▸ RECORDS FOR THIS EXERCISE:
******

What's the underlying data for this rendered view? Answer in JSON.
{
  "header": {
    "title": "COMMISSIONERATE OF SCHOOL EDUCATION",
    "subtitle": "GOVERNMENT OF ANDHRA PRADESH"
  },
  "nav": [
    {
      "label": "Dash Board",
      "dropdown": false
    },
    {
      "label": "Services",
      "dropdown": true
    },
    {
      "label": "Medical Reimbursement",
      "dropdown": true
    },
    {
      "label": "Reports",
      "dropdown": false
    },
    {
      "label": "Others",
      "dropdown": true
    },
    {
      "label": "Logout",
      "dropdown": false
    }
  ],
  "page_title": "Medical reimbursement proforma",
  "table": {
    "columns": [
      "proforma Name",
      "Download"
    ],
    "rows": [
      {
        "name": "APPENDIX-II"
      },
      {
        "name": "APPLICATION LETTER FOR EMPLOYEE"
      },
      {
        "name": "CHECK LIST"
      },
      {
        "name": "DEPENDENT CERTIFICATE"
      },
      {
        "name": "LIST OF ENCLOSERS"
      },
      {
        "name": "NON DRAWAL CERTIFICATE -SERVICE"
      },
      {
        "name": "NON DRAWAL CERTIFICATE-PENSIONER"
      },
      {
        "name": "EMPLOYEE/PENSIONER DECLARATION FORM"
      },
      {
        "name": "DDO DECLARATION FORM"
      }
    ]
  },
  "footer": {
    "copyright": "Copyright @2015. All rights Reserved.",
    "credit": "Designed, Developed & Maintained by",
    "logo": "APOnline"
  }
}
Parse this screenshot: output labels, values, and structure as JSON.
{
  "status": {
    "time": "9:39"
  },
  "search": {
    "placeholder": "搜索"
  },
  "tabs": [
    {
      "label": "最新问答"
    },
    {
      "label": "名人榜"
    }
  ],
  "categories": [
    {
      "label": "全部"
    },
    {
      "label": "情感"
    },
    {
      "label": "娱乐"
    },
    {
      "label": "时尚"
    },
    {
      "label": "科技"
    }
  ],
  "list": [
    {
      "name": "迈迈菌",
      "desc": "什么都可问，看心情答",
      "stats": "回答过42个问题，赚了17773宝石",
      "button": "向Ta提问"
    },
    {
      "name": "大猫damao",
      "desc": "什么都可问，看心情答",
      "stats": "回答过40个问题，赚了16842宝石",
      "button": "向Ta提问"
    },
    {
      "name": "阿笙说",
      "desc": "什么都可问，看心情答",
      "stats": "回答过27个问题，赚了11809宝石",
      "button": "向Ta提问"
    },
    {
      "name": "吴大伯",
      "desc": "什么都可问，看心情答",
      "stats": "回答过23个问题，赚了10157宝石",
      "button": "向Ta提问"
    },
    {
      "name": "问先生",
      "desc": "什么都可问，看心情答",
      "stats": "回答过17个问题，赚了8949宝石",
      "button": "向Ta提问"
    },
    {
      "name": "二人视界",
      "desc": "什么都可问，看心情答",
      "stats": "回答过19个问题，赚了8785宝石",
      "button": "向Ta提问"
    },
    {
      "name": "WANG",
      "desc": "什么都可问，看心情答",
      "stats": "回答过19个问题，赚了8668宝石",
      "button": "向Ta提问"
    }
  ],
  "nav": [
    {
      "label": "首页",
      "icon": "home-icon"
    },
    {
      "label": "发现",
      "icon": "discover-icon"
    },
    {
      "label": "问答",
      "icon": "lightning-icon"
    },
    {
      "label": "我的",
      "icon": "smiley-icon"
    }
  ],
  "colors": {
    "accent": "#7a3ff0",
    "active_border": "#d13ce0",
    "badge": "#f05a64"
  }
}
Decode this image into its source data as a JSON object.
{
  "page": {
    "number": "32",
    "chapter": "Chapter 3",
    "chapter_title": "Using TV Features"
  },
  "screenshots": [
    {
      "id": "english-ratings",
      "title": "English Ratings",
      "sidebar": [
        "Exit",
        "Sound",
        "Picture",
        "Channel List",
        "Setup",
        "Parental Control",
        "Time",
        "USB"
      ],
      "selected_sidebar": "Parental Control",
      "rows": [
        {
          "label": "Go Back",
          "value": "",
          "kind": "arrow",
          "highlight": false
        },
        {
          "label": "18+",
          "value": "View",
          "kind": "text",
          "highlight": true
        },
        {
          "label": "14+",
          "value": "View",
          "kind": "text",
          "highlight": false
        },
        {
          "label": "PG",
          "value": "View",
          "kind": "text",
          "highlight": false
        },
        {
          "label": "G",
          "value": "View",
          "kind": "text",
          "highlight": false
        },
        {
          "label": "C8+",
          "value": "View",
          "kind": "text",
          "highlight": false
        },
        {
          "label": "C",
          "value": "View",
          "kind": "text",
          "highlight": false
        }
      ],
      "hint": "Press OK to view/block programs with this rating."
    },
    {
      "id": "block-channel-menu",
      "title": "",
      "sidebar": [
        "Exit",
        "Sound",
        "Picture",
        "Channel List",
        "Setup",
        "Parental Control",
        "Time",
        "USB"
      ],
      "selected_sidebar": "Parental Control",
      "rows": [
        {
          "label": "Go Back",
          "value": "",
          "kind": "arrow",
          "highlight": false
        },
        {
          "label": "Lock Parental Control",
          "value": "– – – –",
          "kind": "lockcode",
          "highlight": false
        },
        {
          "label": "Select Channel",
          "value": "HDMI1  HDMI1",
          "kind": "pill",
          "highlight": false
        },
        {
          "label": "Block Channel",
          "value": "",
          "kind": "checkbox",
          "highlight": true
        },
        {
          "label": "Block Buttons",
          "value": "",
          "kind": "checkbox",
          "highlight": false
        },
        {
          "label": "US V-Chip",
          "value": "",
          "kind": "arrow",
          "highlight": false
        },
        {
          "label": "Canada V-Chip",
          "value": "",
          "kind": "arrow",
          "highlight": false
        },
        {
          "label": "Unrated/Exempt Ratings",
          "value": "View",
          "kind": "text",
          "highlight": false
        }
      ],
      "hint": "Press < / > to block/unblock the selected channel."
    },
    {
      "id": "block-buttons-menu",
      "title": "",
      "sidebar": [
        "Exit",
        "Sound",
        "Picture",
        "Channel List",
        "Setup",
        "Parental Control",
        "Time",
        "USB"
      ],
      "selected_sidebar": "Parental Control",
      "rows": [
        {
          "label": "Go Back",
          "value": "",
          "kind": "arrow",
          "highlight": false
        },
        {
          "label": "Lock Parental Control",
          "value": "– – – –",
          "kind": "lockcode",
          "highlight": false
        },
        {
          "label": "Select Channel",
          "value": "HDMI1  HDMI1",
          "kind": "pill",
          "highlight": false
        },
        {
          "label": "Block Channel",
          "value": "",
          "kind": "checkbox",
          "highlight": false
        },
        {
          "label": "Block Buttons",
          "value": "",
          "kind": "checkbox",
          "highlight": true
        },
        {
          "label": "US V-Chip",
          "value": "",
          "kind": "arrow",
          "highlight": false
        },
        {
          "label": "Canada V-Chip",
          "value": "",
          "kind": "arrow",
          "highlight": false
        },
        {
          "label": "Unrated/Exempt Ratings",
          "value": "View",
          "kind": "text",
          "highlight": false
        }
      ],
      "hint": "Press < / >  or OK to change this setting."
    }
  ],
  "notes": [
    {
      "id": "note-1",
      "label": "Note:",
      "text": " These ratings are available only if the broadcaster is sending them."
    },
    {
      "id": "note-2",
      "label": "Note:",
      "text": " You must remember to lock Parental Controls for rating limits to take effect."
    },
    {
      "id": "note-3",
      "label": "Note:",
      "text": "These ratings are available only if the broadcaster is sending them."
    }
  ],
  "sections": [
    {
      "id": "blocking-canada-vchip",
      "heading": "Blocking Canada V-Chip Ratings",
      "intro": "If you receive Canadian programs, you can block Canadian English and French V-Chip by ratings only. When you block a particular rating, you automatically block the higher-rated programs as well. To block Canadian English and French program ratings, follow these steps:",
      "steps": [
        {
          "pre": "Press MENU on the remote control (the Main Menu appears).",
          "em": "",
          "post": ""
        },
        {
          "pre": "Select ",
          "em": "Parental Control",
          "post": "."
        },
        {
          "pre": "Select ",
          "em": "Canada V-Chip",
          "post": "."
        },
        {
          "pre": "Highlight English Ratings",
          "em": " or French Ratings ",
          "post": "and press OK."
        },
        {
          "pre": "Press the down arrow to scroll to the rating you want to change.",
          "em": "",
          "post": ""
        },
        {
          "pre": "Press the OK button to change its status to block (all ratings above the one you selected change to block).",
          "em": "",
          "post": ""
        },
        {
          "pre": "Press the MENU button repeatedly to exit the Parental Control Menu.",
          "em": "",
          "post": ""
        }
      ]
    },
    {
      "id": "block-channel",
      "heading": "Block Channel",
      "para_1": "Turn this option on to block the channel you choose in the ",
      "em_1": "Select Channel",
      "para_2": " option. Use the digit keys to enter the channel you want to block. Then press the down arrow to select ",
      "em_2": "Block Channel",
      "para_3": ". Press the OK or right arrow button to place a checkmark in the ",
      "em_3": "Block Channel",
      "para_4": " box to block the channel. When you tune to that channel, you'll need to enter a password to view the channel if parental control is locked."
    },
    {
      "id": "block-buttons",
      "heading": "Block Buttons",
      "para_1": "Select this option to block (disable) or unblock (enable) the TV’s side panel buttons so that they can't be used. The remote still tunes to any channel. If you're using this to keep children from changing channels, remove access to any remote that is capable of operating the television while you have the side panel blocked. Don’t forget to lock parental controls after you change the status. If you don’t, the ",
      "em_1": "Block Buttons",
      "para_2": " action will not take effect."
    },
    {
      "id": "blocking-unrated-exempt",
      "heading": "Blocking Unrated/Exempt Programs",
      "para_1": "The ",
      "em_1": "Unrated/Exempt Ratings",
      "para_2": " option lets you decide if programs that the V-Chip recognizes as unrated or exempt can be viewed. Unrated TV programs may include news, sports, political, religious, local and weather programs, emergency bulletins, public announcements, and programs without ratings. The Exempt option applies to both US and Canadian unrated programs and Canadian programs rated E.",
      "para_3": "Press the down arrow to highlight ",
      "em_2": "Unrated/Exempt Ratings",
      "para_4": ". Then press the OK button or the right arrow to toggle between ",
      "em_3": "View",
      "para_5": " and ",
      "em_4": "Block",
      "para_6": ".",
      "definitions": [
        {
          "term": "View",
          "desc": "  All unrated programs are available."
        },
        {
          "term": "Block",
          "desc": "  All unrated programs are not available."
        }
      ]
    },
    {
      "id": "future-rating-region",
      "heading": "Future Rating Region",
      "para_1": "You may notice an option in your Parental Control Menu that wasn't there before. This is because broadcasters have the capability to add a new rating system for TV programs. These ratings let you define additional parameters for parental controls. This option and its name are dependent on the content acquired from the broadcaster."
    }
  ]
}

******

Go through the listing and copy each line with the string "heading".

      "heading": "Blocking Canada V-Chip Ratings",
      "heading": "Block Channel",
      "heading": "Block Buttons",
      "heading": "Blocking Unrated/Exempt Programs",
      "heading": "Future Rating Region",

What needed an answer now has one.